So it seems that the case for nuclear is other than low carbon emissions.  But if it is reliability, nuclear does not score well either… or on cost.  So we are left with politics.  Polly Toynbee (The Guardian 25/11/05) has summarized the debate well. Critically she argues that ‘the market is poised, waiting to decide which way to invest. If we go nuclear she claims that renewable technologies will be starved of investment. George Monbiot has attempted to rationalize with numbers (The Guardian 29/11/05).  He admits that he does not have all the information, but he sees that for a renewable energy mix to stack up, we have to be more energy efficient.  That means not only embracing forms of combined heat and power much more strongly, it means putting in place serious sticks and carrots to cut down on electrical and thermal demand. That includes much more significant efforts to allow daylight to displace electrical light, natural ventilation to displace artificial ventilation, diminishing cooling loads by good design, using solar thermal energy to preheat hot water etc.  In other words the theme of EuroSun 2006 must be aimed at political action that acknowledges altruistic and sustainable scientific rationale rather than the latest Blair conviction  (for the UK, but not for Iran of course).

 

Meanwhile, founder of the Scottish Solar Energy Group (SSEG), Kerr MacGregor has been visiting schools all over Scotland, and as far north as Caithness with SSEG’s demonstration vehicle Solar One (John O’Groat Journal 30/09/05). ‘Think local, act global’ comes to mind.
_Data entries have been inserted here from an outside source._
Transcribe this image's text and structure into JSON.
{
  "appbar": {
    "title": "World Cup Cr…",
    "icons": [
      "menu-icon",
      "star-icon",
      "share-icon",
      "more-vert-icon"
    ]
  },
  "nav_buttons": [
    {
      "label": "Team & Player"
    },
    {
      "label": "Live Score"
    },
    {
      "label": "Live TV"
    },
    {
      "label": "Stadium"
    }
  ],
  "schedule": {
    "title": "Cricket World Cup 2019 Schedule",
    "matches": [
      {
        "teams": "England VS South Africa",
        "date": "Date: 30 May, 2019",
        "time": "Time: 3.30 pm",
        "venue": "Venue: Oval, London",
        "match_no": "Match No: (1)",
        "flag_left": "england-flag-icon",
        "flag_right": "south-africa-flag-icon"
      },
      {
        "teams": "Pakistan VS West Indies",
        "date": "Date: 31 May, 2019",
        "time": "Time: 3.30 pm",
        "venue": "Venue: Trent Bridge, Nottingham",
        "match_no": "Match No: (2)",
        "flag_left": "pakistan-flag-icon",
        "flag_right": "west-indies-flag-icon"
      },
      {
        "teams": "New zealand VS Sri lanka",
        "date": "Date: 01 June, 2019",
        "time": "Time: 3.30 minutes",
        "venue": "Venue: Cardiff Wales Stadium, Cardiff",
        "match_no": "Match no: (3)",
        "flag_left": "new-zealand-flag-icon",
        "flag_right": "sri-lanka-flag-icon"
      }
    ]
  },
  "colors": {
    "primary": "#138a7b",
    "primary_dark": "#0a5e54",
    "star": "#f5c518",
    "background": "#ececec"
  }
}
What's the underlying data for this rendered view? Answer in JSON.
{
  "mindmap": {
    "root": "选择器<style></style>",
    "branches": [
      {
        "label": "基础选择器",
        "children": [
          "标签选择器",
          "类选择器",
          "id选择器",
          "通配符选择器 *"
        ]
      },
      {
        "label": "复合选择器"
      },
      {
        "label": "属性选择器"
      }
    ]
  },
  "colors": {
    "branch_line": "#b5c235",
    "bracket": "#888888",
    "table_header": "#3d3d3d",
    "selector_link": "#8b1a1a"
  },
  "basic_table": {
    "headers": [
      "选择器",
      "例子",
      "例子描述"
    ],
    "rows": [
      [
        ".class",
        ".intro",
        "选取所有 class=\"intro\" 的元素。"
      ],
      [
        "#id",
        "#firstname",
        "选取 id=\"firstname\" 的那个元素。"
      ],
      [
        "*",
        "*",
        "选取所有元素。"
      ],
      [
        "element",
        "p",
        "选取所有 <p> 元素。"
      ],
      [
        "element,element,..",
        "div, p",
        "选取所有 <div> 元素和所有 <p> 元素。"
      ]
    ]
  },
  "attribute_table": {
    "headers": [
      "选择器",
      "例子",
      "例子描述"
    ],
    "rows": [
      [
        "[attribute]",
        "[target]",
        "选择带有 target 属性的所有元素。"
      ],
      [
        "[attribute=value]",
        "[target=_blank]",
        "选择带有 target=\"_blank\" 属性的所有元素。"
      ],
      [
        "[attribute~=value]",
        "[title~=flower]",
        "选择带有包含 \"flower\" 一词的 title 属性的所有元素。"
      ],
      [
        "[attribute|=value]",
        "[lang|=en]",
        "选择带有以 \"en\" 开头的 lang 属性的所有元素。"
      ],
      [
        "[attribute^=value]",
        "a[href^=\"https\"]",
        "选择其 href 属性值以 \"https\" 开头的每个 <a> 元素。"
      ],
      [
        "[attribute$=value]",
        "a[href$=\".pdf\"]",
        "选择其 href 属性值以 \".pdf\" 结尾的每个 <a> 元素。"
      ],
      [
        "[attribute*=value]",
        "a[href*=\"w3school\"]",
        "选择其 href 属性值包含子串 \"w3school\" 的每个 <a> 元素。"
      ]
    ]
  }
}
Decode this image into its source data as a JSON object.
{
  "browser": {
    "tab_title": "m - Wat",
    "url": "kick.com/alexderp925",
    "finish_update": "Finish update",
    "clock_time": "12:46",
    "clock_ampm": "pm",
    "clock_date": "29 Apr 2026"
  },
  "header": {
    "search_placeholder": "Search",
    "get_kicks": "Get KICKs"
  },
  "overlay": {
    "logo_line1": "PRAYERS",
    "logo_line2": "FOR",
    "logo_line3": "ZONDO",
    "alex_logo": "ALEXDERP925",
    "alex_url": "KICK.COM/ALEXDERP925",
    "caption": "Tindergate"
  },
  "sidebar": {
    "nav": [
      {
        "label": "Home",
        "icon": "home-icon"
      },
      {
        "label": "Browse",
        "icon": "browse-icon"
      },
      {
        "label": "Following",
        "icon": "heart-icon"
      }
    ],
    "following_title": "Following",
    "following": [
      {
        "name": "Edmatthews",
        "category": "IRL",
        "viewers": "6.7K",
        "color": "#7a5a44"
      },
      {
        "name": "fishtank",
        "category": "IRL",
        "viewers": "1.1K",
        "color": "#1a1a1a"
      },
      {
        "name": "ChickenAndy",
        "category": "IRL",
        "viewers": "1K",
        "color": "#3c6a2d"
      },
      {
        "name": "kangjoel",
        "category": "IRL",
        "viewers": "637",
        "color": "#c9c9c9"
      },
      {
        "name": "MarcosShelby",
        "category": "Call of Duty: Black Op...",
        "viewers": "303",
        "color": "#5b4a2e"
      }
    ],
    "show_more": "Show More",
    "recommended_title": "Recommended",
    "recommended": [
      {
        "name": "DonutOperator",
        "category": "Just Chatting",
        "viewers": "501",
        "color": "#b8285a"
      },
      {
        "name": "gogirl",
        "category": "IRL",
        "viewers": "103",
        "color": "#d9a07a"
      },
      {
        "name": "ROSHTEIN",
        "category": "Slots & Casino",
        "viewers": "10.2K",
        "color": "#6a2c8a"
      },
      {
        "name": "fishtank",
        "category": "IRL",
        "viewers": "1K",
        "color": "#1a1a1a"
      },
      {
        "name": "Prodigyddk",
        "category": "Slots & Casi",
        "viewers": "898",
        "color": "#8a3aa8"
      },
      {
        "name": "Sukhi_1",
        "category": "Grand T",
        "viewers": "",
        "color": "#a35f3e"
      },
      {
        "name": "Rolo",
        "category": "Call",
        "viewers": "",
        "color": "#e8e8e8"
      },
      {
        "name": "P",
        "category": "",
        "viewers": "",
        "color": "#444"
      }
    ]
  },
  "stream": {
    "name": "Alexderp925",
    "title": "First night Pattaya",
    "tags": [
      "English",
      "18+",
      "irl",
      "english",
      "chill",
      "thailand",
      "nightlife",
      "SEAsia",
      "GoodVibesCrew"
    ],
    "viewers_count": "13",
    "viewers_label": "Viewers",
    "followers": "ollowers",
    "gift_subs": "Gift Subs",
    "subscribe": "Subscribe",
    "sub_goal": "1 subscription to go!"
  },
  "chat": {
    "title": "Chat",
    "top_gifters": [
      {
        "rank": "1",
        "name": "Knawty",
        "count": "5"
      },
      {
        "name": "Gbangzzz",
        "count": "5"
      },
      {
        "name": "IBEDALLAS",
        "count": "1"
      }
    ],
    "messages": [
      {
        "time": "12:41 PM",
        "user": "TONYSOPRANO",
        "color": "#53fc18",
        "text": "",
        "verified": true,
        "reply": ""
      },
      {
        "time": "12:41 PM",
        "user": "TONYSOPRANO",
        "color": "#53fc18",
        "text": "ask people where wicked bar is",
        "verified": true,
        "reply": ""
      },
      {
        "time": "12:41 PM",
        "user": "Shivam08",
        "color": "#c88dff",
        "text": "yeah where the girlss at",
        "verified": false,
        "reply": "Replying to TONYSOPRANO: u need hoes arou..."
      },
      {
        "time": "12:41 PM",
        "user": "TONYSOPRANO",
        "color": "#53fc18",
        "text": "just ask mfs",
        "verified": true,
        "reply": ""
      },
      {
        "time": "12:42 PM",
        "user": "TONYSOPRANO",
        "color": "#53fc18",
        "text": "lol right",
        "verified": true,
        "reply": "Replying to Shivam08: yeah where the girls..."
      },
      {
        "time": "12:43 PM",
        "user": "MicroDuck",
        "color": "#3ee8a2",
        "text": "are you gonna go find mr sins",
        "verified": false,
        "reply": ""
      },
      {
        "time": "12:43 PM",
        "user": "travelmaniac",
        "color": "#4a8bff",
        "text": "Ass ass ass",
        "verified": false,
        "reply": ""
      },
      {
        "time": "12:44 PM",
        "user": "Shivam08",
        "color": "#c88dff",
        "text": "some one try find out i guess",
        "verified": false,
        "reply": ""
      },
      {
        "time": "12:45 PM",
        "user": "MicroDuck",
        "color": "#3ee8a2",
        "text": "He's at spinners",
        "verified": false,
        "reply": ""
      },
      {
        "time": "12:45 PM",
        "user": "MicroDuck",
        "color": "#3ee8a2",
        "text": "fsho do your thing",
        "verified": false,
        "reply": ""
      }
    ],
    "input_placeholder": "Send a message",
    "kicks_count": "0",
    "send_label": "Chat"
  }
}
Educating the young is an potent enabler for the future  -  hence a main topic for EuroSun 2006.

 

30th Nov to 1st Dec update: Jack McConnell, First Minister in the Scottish Parliament, announces that he is against new nuclear power stations until the issue of waste is resolved.  Is this a fudge? His coalition partners the Lib-Dems seem more straightforwardly for renewable energies and energy efficiency and against nuclear. They say that the waste disposal would need to be proven to be permanent for them to reconsider this position. It should be noted that the Scottish Parliament has devolved powers with respect to energy and so can refuse to go with what the new ‘nuclear-neutral’ review recommends. Louise Bachelor, the BBC Environment Correspondent, interviews Kerr MacGregor with SSEG’s Solar One. He sees no problem with a totally renewable energy mix. Neither does Prof John Twidell (The Guardian 01/12/05), who posits some figures for plant capacity and proportion of total annual energy needs in response to those of George Monbiot:- ‘Plant with storage capability: medium-to-large hydro 2GW (2.5%), tidal range 30 GW (12%), combined heat and power biomass 2GW (4.2%), waste digestion gas 1.5 GW (4.4%). Other main:  wind onshore 25 GW (31%), wind offshore (51%), tidal stream 1 GW (0.8%), wave 10 GW (10%). Microgeneration:  small hydro 0.5 GW (0.6%), solar photovoltaic 5 GW (2.1%).’ This suggests a total comfortably above that needed. 

 

People may argue over the validity of any set of figures, but a case can and should be made.  EuroSun 2006 is one such forum.  So far we have received xxx abstracts.  There is still one day before the extended deadline expires on Dec 15th.  We know that there are research units, companies and individuals out there who have not so far submitted abstracts.  It is not too late. If you have submitted an abstract, please encourage a colleague who has not to do so.  The solar community needs your knowledge and expertise.